[8] See Cal. Gov’t Code §36516(d) (effective Jan. 1, 2006).
[9] See Cal. Health & Safety Code §34130.5(b) (effective Jan. 1, 2006).
[10] See Cal. Health & Safety Code §34130.5(c) (effective Jan. 1, 2006).
[11] See Cal. Gov’t Code §36516(d) (effective Jan. 1, 2006).
[12] See Cal. Gov’t Code §53232.1 (effective Jan. 1, 2006).
[13] See Cal. Gov’t Code §53232.2(b) (effective Jan. 1, 2006).
[14] See Cal. Gov’t Code §53232.2(f) (effective Jan. 1, 2006).
[15] See Cal. Gov’t Code §53232.2(c) (effective Jan. 1, 2006). See also Publication 1542 at www.irs.gov or www.policyworks.gov/perdiem.
 
[16] See Cal. Gov’t Code §53232.2(d) (effective Jan. 1, 2006).

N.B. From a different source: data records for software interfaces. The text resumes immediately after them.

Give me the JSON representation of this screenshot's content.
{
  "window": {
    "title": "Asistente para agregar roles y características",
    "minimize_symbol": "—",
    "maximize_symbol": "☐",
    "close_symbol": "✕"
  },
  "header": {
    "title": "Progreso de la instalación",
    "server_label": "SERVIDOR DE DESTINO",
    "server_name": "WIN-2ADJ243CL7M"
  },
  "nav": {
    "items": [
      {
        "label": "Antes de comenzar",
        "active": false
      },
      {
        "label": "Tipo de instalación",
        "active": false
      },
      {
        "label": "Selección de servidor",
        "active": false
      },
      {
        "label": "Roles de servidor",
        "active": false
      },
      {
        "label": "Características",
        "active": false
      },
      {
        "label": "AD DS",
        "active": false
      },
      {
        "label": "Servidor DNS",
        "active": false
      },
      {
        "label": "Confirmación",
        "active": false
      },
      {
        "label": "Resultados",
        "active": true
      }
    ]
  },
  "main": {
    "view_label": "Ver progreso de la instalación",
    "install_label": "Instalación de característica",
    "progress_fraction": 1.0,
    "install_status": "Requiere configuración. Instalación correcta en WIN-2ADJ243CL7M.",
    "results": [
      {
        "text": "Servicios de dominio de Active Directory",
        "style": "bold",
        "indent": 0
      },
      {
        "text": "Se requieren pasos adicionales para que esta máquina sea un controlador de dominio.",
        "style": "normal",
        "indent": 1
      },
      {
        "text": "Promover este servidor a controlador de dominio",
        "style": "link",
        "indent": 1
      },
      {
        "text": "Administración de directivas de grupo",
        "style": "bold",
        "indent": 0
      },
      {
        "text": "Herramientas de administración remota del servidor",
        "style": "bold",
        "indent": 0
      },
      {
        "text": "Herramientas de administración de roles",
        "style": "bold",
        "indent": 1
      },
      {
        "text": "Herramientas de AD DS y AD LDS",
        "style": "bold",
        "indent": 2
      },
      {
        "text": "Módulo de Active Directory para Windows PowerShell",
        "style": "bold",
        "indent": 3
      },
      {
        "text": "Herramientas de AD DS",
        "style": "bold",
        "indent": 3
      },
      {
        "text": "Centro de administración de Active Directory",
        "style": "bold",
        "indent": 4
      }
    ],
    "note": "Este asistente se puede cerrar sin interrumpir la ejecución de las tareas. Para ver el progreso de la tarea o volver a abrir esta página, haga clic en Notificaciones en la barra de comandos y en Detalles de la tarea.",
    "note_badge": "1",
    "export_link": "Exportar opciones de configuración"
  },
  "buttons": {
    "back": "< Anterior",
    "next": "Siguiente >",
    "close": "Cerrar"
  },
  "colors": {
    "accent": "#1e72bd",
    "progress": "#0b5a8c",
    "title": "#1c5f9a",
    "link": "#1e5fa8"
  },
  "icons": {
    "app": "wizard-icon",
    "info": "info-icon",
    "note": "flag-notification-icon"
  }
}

[17] See Cal. Gov’t Code §53232.2(d) (effective Jan. 1, 2006).
[18] See Cal. Gov’t Code §53232.2(e) (effective Jan. 1, 2006).
[19] See Cal. Gov’t Code §53232.3(a) (effective Jan. 1, 2006).
[20] See Cal. Gov’t Code §53232.3(c) (effective Jan. 1, 2006).
[21] See Cal. Gov’t Code §53232.3(e) (effective Jan. 1, 2006).
[22] See Cal. Gov’t Code §53232.3(c) (effective Jan. 1, 2006).
[23] See Cal. Gov’t Code §53232.4 (effective Jan. 1, 2006).
[24] See Cal. Gov’t Code §53232.3(d) (effective Jan. 1, 2006).
[25] See Cal. Gov’t Code §87406.
[26] See Cal. Gov’t Code §87406.3 (effective Jan. 1, 2006).
[27] See Cal. Gov’t Code §8_______.
[29] See Cal. Gov’t Code §53235(a), (b) (effective Jan. 1, 2006).
[30] See Cal. Gov’t Code §53235(b) (effective Jan. 1, 2006).
[31] See Cal. Gov’t Code §53234(d) (effective Jan. 1, 2006).
[32] See Cal. Gov’t Code §53235.1(a) (effective Jan. 1, 2006).
[33] See Cal. Gov’t Code §53235.1(b) (effective Jan. 1, 2006).
[34] See Cal. Gov’t Code §53235.1 (a), (b) (effective Jan. 1, 2006).
[35] See Cal. Gov’t Code §53235.2 (effective Jan. 1, 2006).
[36] See Cal. Gov’t Code §53235(e) (effective Jan. 1, 2006).
[37] See Cal. Gov’t Code §53235(c) (effective Jan. 1, 2006).

 

Edit Module